Such an agreement should permit you to charge their debit or credit card directly for easier payment, but it can also protect you during any hazardous payment disputes down the road.
6. Implement a security policy While documenting your business’ official security policy may not be a revolutionary concept, the need for one today is essential (and an integral aspect of maintaining GAAP compliance).
Many accounting professionals understand the risk that third-party actors pose to their firms and take the necessary steps to maintain the integrity of their networks. However, not every company has recognized that its staff and volunteers actually represent just as much of a risk to data and network security.
With a well-organized and easy-to-understand security policy, you can considerably reduce your risk of cyberattacks, data breaches, and compliance violations. Plus, having an official policy is key in remaining PCI compliant and is required by the IRS as part of Form W-12.
7. Keep sensitive data safe with strong passwords Even though we all know the importance of selecting a secure password, it’s an area that commonly faces complacency. Although larger firms are more frequently subject to data breaches, even the most established businesses worldwide have proven they are not immune.
The Password Management Quick Reference for CPAs details each of the things you should be aware of in choosing passwords, like employing a password manager and multi-factor authentication. Taking these precautions is critical to keeping your business safe and adhering to the GAAP standards.
8. Choose the right solutions for your business Technology is a fundamental element of a modern accounting firm, which makes selecting the right solutions crucial. To make sure you don’t waste your budget and resources on technology that isn’t right for your business, you need to first understand your firm’s unique needs and take time to weigh all of your options.
For example, what types of features and functionalities are must-haves and which are simply nice to have? How important is it for a new solution to integrate with your existing software? What level of customer support do you need? Knowing the answers to these questions can help you choose the right technology to support your business and your customers.
9. Embrace modern payment options Did you know 95 percent of Americans prefer paying bills online rather than in person? Further, a 2020 survey from the Federal Reserve Bank of Atlanta reported, "the share of consumers using checks at least once in a typical month has declined in every year since 2010." Based on this data, it’s safe to assume a large number of your clients would prefer to pay online by credit card, debit card, or eCheck.
The CPA’s Ultimate Guide to Credit Card Processing provides accounting industry professionals with a comprehensive guide to payment processing, including how to choose a payment solution that is not only best suited for your needs but also features tools to make it easier to comply with GAAP.
10. Adopt an online payment solution It’s almost unfathomable to imagine operating an accounting firm without technology. Yet, many accounting professionals still take an outdated approach to invoicing and accepting payments. If your business still relies on physical means for taking payments from clients, it’s time to look into an online payment solution.

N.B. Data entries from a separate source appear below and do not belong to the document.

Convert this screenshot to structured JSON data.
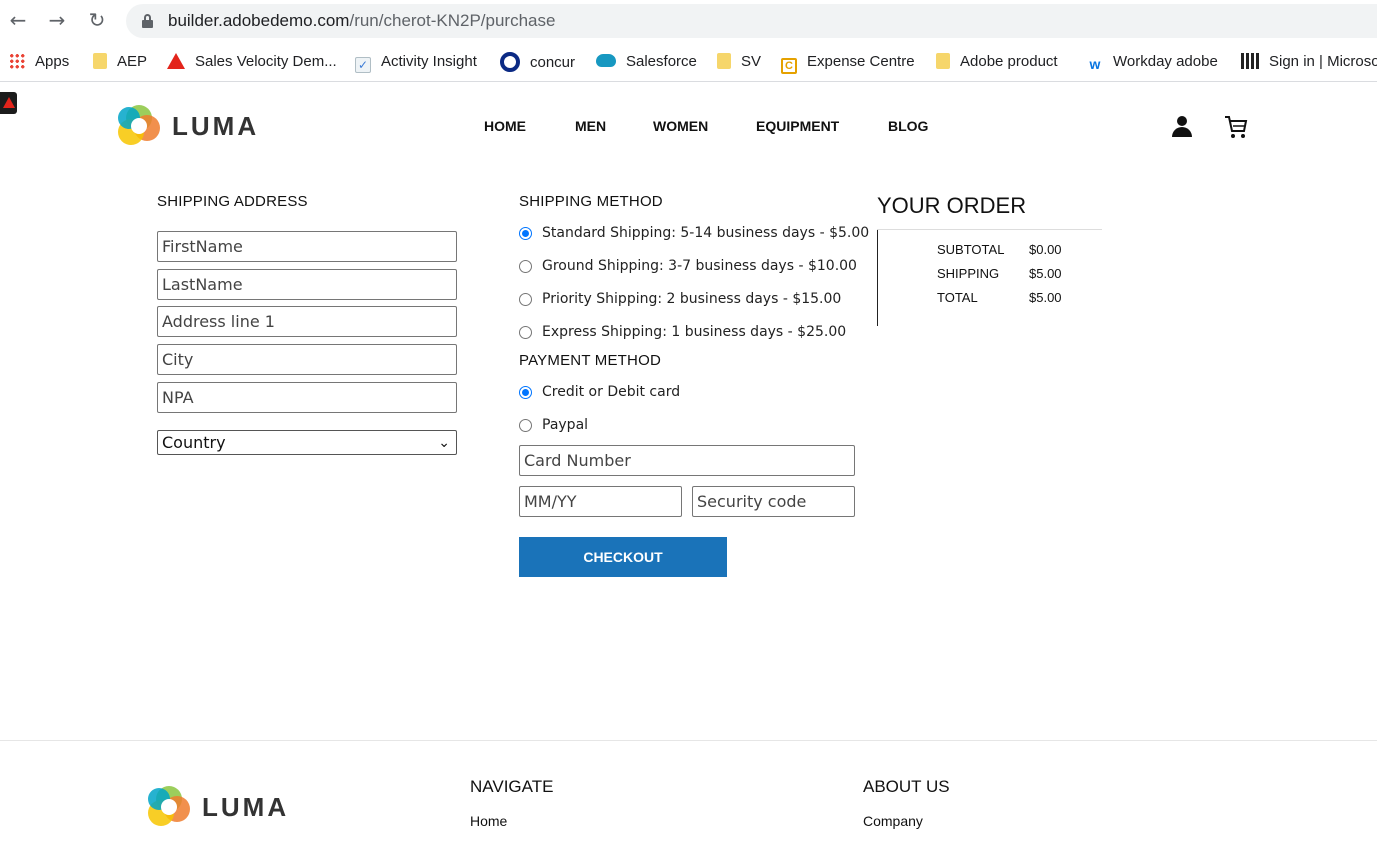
{
  "browser": {
    "url_host": "builder.adobedemo.com",
    "url_path": "/run/cherot-KN2P/purchase",
    "back_icon": "arrow-left",
    "forward_icon": "arrow-right",
    "reload_icon": "reload"
  },
  "bookmarks": [
    {
      "label": "Apps",
      "icon": "apps-grid"
    },
    {
      "label": "AEP",
      "icon": "folder"
    },
    {
      "label": "Sales Velocity Dem...",
      "icon": "adobe"
    },
    {
      "label": "Activity Insight",
      "icon": "checkbox"
    },
    {
      "label": "concur",
      "icon": "ring"
    },
    {
      "label": "Salesforce",
      "icon": "cloud"
    },
    {
      "label": "SV",
      "icon": "folder"
    },
    {
      "label": "Expense Centre",
      "icon": "expense"
    },
    {
      "label": "Adobe product",
      "icon": "folder"
    },
    {
      "label": "Workday adobe",
      "icon": "workday"
    },
    {
      "label": "Sign in | Microso",
      "icon": "bars"
    }
  ],
  "site": {
    "logo_text": "LUMA",
    "nav": [
      "HOME",
      "MEN",
      "WOMEN",
      "EQUIPMENT",
      "BLOG"
    ]
  },
  "shipping_address": {
    "title": "SHIPPING ADDRESS",
    "first_name_placeholder": "FirstName",
    "last_name_placeholder": "LastName",
    "address_placeholder": "Address line 1",
    "city_placeholder": "City",
    "npa_placeholder": "NPA",
    "country_selected": "Country"
  },
  "shipping_method": {
    "title": "SHIPPING METHOD",
    "options": [
      {
        "label": "Standard Shipping: 5-14 business days - $5.00",
        "selected": true
      },
      {
        "label": "Ground Shipping: 3-7 business days - $10.00",
        "selected": false
      },
      {
        "label": "Priority Shipping: 2 business days - $15.00",
        "selected": false
      },
      {
        "label": "Express Shipping: 1 business days - $25.00",
        "selected": false
      }
    ]
  },
  "payment_method": {
    "title": "PAYMENT METHOD",
    "options": [
      {
        "label": "Credit or Debit card",
        "selected": true
      },
      {
        "label": "Paypal",
        "selected": false
      }
    ],
    "card_number_placeholder": "Card Number",
    "expiry_placeholder": "MM/YY",
    "security_placeholder": "Security code",
    "checkout_label": "CHECKOUT"
  },
  "order": {
    "title": "YOUR ORDER",
    "rows": [
      {
        "label": "SUBTOTAL",
        "value": "$0.00"
      },
      {
        "label": "SHIPPING",
        "value": "$5.00"
      },
      {
        "label": "TOTAL",
        "value": "$5.00"
      }
    ]
  },
  "footer": {
    "logo_text": "LUMA",
    "navigate_title": "NAVIGATE",
    "navigate_link": "Home",
    "about_title": "ABOUT US",
    "about_link": "Company"
  },
  "colors": {
    "accent": "#1a73b9",
    "radio_selected": "#0075ff"
  }
}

An online payment solution allows your clients to securely pay invoices how they want to, instead of restricting them to only in-person transactions with cash or requiring them to mail a paper check. Additionally, online payment technology enables you to offer automatic recurring payments, adding convenience for you and your clients.
Committing to following the generally accepted accounting principles can yield major benefits for both you and your business. And if you implement the tips above, you'll find it much easier to be GAAP-compliant.
Curious how an online payment solution like CPACharge can boost your business and help you adhere to the GAAP standards? Get in touch with our team and we’ll show you!